DATA SHOWN below:
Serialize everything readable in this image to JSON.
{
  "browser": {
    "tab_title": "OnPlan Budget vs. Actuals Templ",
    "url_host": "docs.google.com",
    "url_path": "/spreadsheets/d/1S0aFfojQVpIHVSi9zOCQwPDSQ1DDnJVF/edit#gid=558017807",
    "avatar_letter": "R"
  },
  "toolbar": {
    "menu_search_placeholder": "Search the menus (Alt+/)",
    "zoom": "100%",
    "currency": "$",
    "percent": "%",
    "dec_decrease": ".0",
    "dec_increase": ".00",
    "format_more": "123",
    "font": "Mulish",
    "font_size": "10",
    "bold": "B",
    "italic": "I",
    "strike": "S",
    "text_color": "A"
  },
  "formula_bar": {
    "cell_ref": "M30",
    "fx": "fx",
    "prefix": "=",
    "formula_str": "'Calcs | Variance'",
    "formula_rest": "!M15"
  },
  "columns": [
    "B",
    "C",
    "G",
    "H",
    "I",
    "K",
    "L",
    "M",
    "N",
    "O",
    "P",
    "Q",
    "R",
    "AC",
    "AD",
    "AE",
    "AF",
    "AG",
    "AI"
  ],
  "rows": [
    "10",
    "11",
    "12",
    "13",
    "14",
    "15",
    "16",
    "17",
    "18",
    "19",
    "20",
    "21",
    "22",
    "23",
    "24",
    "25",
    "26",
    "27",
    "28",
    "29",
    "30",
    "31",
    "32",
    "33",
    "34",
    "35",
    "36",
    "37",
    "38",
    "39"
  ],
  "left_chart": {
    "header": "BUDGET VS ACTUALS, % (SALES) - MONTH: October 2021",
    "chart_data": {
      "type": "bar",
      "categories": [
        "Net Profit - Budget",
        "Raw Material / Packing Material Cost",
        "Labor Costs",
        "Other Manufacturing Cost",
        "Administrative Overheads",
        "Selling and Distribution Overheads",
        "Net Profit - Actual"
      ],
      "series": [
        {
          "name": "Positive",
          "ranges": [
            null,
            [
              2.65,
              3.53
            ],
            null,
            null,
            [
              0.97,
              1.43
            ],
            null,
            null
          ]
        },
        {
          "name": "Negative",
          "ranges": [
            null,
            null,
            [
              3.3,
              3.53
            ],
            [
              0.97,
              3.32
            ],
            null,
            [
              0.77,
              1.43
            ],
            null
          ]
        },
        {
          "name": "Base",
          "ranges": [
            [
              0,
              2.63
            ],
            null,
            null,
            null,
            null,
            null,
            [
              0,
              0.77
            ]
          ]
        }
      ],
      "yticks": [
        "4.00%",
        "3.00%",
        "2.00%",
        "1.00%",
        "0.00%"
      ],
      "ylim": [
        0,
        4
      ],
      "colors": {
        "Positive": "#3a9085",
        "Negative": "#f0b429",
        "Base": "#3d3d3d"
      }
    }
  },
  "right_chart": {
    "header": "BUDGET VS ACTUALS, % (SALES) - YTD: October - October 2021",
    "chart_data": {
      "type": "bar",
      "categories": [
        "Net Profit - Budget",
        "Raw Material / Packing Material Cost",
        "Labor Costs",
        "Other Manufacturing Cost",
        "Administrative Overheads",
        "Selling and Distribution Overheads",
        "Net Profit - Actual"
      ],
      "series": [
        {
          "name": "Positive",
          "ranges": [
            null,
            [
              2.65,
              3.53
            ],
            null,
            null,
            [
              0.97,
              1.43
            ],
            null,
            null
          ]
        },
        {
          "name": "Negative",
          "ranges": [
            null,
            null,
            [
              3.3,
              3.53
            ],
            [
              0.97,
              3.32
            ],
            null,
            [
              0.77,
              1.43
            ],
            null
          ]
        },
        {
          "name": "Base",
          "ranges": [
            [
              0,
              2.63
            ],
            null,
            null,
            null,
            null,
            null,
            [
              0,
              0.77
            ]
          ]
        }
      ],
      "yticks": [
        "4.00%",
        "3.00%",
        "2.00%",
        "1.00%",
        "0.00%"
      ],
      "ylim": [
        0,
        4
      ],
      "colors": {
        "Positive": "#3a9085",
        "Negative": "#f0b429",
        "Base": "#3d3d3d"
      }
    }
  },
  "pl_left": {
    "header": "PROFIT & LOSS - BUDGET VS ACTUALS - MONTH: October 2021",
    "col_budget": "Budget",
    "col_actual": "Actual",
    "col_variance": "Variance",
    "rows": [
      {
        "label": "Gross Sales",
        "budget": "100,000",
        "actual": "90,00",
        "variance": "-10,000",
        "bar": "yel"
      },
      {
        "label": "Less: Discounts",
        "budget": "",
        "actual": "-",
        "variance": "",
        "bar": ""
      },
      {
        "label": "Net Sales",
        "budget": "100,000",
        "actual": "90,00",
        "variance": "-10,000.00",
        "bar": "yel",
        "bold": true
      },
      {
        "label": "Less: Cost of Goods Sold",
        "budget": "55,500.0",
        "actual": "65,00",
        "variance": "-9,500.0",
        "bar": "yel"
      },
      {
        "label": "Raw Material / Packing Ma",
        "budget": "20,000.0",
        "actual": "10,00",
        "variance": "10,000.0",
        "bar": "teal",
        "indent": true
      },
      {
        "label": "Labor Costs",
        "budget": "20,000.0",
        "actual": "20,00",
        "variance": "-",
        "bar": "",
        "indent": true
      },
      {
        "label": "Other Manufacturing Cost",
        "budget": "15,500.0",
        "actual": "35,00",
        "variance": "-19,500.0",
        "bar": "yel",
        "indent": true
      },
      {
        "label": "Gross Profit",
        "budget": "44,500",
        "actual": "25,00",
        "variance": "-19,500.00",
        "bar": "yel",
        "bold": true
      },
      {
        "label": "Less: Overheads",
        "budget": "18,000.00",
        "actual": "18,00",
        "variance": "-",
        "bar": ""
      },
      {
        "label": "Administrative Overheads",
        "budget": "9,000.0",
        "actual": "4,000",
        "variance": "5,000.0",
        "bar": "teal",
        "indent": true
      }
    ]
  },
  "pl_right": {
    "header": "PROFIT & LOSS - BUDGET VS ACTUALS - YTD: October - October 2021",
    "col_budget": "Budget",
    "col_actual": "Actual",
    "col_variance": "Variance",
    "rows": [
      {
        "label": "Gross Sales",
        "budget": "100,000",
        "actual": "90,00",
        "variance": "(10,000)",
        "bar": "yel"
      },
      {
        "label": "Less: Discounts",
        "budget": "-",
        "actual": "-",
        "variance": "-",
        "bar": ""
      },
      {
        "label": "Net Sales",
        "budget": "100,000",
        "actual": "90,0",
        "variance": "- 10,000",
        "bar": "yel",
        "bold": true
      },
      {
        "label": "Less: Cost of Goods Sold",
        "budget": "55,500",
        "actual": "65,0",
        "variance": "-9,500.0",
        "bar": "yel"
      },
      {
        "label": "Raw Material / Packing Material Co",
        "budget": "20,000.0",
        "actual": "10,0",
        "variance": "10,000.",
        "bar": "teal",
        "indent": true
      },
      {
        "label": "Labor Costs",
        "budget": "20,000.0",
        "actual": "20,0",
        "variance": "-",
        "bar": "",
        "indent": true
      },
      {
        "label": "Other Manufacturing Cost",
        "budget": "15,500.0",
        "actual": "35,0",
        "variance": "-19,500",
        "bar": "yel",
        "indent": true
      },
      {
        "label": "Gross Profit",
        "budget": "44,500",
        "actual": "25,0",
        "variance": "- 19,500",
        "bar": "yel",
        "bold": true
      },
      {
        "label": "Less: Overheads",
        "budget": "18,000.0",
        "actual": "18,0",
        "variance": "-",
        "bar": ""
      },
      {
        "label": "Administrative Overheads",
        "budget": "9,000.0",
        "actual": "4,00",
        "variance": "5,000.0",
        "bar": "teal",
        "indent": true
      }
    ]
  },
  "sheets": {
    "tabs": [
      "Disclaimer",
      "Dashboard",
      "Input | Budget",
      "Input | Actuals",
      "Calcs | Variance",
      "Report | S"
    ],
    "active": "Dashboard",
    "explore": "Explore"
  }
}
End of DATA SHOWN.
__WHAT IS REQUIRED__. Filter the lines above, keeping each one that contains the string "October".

__TASK ANSWER__.
    "header": "BUDGET VS ACTUALS, % (SALES) - MONTH: October 2021",
    "header": "BUDGET VS ACTUALS, % (SALES) - YTD: October - October 2021",
    "header": "PROFIT & LOSS - BUDGET VS ACTUALS - MONTH: October 2021",
    "header": "PROFIT & LOSS - BUDGET VS ACTUALS - YTD: October - October 2021",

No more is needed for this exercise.